Pagan ideas of fate or destiny vary. In Gr. mythology and in some popular forms of Mohammedanism the hour of death is determined, and perhaps the place also, but the ordinary course of life is left to chance. Stoicism, more consistently, insisted that every event was determined. Sometimes fate is supposed to be a blind, purposeless force, rather than providence, foresight, and wise planning. Again, the Stoics, particularly in later times, asserted the wisdom and foresight of God.

Though the word “destiny” does not occur in the KJV and the Gr. word does not occur in the NT, the idea, divested of pagan implications, is frequent in the Bible. God sees the end from the beginning. He has appointed a destiny for the Christian, for the unbeliever, for Israel, and for other nations. But instead of the word “destiny,” the Bible speaks of providence, predestination, and last things or eschatology (q.v.).

As the Westminster Shorter Catechism says, “God’s works of providence are, his most holy, wise, and powerful preserving and governing all his creatures, and all their actions.”

International Standard Bible Encyclopedia (1915)
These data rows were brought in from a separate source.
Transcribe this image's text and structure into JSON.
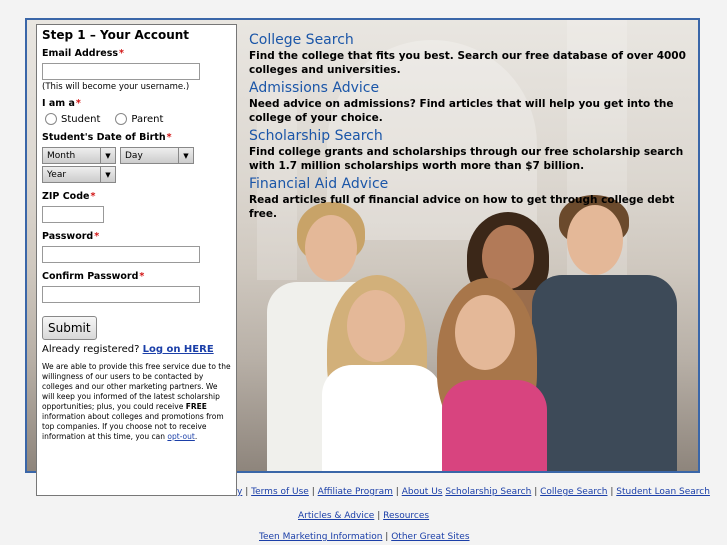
{
  "form": {
    "title": "Step 1 – Your Account",
    "email_label": "Email Address",
    "email_value": "",
    "email_hint": "(This will become your username.)",
    "iam_label": "I am a",
    "role_options": [
      "Student",
      "Parent"
    ],
    "dob_label": "Student's Date of Birth",
    "month_selected": "Month",
    "day_selected": "Day",
    "year_selected": "Year",
    "zip_label": "ZIP Code",
    "password_label": "Password",
    "confirm_password_label": "Confirm Password",
    "submit_label": "Submit",
    "already_registered": "Already registered?",
    "login_link": "Log on HERE",
    "required_marker": "*",
    "disclaimer_before": "We are able to provide this free service due to the willingness of our users to be contacted by colleges and our other marketing partners. We will keep you informed of the latest scholarship opportunities; plus, you could receive ",
    "disclaimer_bold": "FREE",
    "disclaimer_after": " information about colleges and promotions from top companies. If you choose not to receive information at this time, you can ",
    "opt_out_link": "opt-out",
    "disclaimer_end": "."
  },
  "info": [
    {
      "heading": "College Search",
      "text": "Find the college that fits you best. Search our free database of over 4000 colleges and universities."
    },
    {
      "heading": "Admissions Advice",
      "text": "Need advice on admissions? Find articles that will help you get into the college of your choice."
    },
    {
      "heading": "Scholarship Search",
      "text": "Find college grants and scholarships through our free scholarship search with 1.7 million scholarships worth more than $7 billion."
    },
    {
      "heading": "Financial Aid Advice",
      "text": "Read articles full of financial advice on how to get through college debt free."
    }
  ],
  "footer": {
    "row1_partial": "y",
    "row1": [
      "Terms of Use",
      "Affiliate Program",
      "About Us",
      "Scholarship Search",
      "College Search",
      "Student Loan Search"
    ],
    "row2": [
      "Articles & Advice",
      "Resources"
    ],
    "row3": [
      "Teen Marketing Information",
      "Other Great Sites"
    ],
    "separator": "|"
  },
  "colors": {
    "accent": "#1b56a8",
    "border": "#3a66a8",
    "required": "#d21515",
    "link": "#1b3fa8"
  }
}
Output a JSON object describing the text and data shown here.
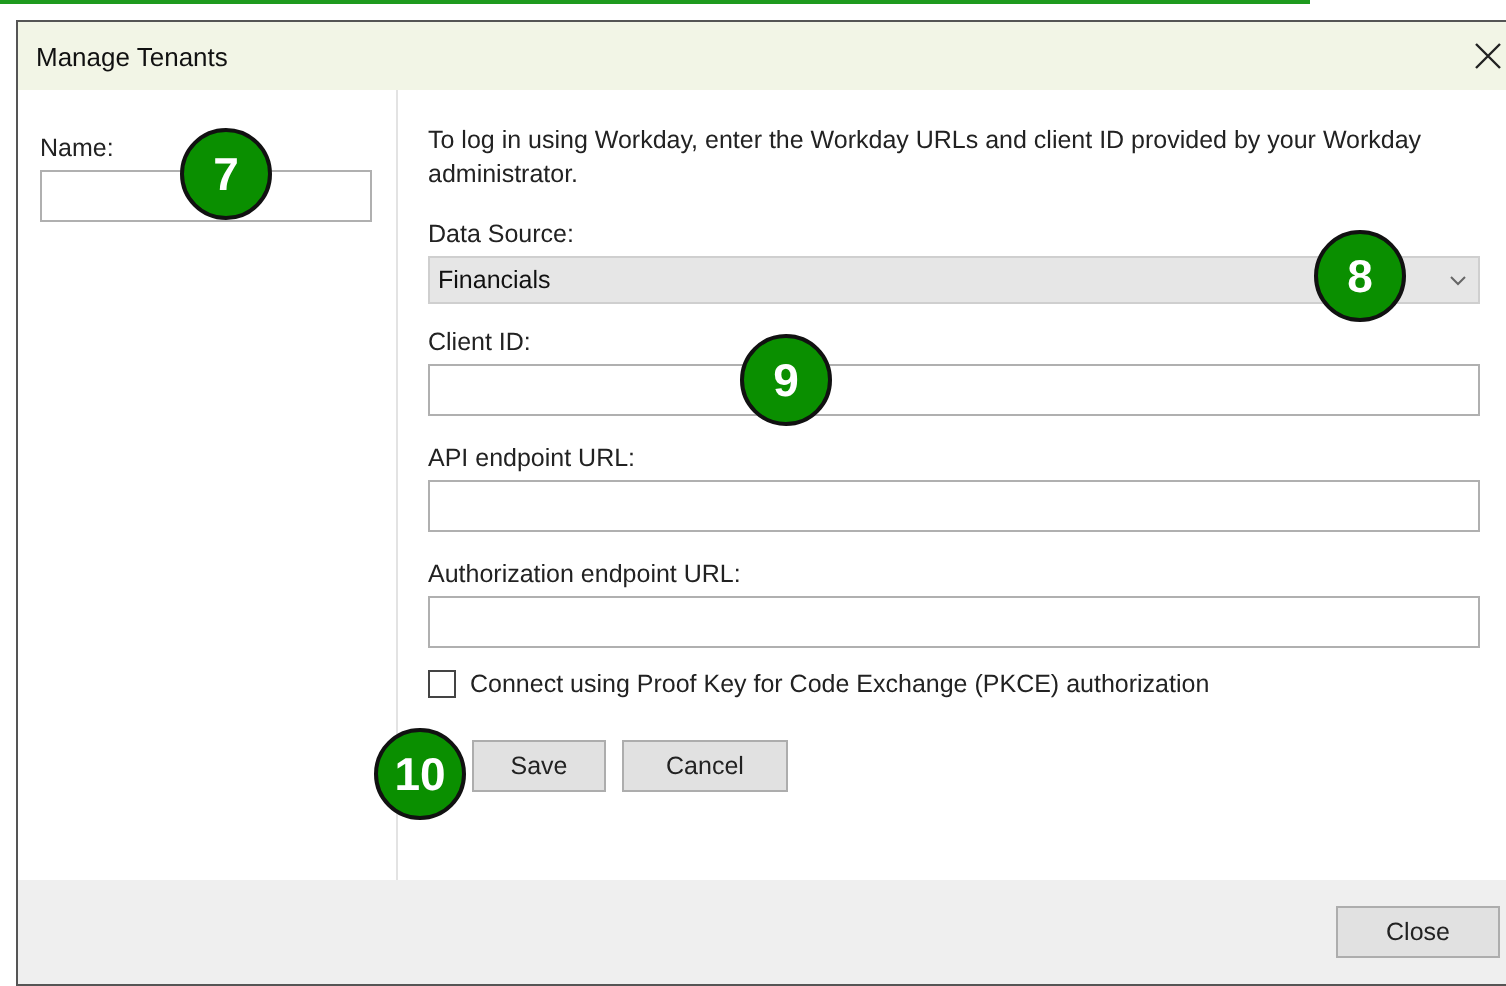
{
  "window": {
    "title": "Manage Tenants"
  },
  "name_field": {
    "label": "Name:"
  },
  "intro": "To log in using Workday, enter the Workday URLs and client ID provided by your Workday administrator.",
  "data_source": {
    "label": "Data Source:",
    "value": "Financials"
  },
  "fields": [
    {
      "label": "Client ID:"
    },
    {
      "label": "API endpoint URL:"
    },
    {
      "label": "Authorization endpoint URL:"
    }
  ],
  "pkce": {
    "label": "Connect using Proof Key for Code Exchange (PKCE) authorization",
    "checked": false
  },
  "buttons": [
    "Save",
    "Cancel"
  ],
  "footer_button": "Close",
  "callouts": [
    {
      "label": "7"
    },
    {
      "label": "8"
    },
    {
      "label": "9"
    },
    {
      "label": "10"
    }
  ]
}
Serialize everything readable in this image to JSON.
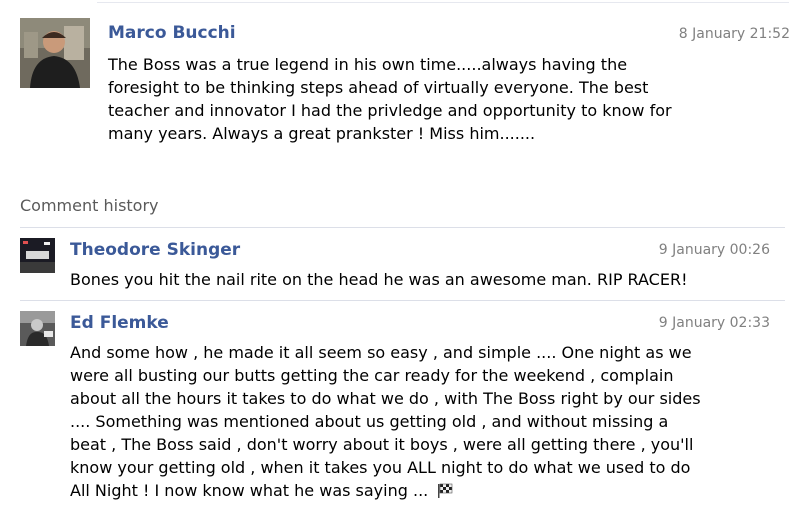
{
  "post": {
    "author": "Marco Bucchi",
    "timestamp": "8 January 21:52",
    "text_lines": [
      "The Boss was a true legend in his own time.....always having the",
      "foresight to be thinking steps ahead of virtually everyone. The best",
      "teacher and innovator I had the privledge and opportunity to know for",
      "many years. Always a great prankster ! Miss him......."
    ]
  },
  "history": {
    "label": "Comment history",
    "comments": [
      {
        "author": "Theodore Skinger",
        "timestamp": "9 January 00:26",
        "text_lines": [
          "Bones you hit the nail rite on the head he was an awesome man. RIP RACER!"
        ]
      },
      {
        "author": "Ed Flemke",
        "timestamp": "9 January 02:33",
        "text_lines": [
          "And some how , he made it all seem so easy , and simple .... One night as we",
          "were all busting our butts getting the car ready for the weekend , complain",
          "about all the hours it takes to do what we do , with The Boss right by our sides",
          ".... Something was mentioned about us getting old , and without missing a",
          "beat , The Boss said , don't worry about it boys , were all getting there , you'll",
          "know your getting old , when it takes you ALL night to do what we used to do",
          "All Night ! I now know what he was saying ..."
        ],
        "trailing_icon": "checkered-flag-icon"
      }
    ]
  },
  "colors": {
    "link": "#3b5998",
    "timestamp": "#808080",
    "divider": "#dcdfe8"
  }
}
des’-ti-ni: A god of Good Luck, possibly the Pleiades.

See Astrology, 10; MENI.